           Set-ADUser $User -Replace @{thumbnailPhoto=$photo}  
           #User Image file not found  
           write-output "Employee ID $($EmpID) not found in $($imagepath)"  

Monday, February 10, 2014

File Path manipulation in Excel

Saw this over at stackoverflow. Had to make a note of it for future reference.

Let's say for example you want the right-most \ in the following string (which is stored in cell A1):
To get the position of the last \, you would use this formula:
That tells us the right-most \ is at character 24. It does this by looking for "@" and substituting the very last "\" with an "@". It determines the last one by using
(len(string)-len(substitute(string, substring, "")))\len(substring)
In this scenario, the substring is simply "\" which has a length of 1, so you could leave off the division at the end and just use:
Now we can use that to get the folder path:
Here's the folder path without the trailing \
And to get just the filename:
However, here is an alternate version of getting everything to the right of the last instance of a specific character. So using our same example, this would also return the file name:
=TRIM(RIGHT(SUBSTITUTE(A1,"\",REPT(" ",99)),99))

Sunday, May 19, 2013

Memory Leak in Windows 8 Network Data Usage Monitoring Driver
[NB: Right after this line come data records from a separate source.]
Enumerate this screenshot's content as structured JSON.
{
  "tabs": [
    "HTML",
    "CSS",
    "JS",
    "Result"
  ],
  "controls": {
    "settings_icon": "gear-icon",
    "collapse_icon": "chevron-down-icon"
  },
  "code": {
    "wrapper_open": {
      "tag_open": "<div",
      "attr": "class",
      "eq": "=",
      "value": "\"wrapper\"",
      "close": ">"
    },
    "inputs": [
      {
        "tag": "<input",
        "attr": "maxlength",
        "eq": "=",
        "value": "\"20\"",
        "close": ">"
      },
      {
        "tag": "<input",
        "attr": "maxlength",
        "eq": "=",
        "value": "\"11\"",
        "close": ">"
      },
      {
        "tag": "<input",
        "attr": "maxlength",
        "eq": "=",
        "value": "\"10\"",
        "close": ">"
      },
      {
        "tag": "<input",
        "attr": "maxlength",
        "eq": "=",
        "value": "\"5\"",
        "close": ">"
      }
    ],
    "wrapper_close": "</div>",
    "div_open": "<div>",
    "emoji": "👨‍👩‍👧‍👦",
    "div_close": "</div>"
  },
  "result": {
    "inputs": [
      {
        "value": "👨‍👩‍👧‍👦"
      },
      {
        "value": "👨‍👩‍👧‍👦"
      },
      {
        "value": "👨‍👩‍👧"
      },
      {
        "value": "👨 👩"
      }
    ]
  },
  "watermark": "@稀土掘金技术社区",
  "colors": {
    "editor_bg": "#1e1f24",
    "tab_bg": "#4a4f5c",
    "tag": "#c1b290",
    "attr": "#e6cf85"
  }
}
Just thought I'd share this experience I had over the weekend, as it may save someone else many hours of troubleshooting.

I've been tinkering around with Windows 8 at home, even though I know there's little likelihood that we'll implement it at work any time soon.

While using my Windows 8 machine to copy a large amount of files from my NAS to a USB drive, I was experiencing lock-ups of my system. It wasn't a complete crash. The system would just become extremely unresponsive.

It soon became apparent that something was leaking memory. I was seeing the amount of memory being consumed skyrocket up to 100%, at which point the copy process would crash and system would stop responding politely. The task manager and performance monitor were not attributing the memory to any process however.

I tried using robocopy instead of Explorer copy. Same thing.

I tried updating the Realtek network driver, USB 3 driver and even the ASUS BIOS, (as they were all a few versions behind). Same thing.

I was getting to the point where I was figuratively scratching my head, so I tried booting into safe mode with networking. Aha! The memory usage stayed consistent and the copy performed just fine!

There are a number of network related drivers that safe mode don't load. DriverView showed that one of them is the Windows Network Data Usage Monitoring Driver ndu.sys that was introduced in Windows 8 and provides "network data usage monitoring functionality".

Disabling this driver by changing the start value to 4 in HKLM\SYSTEM\CurrentControlSet\Services\Ndu 
solved the problem.

Maybe this will be fixed when Microsoft releases Blue.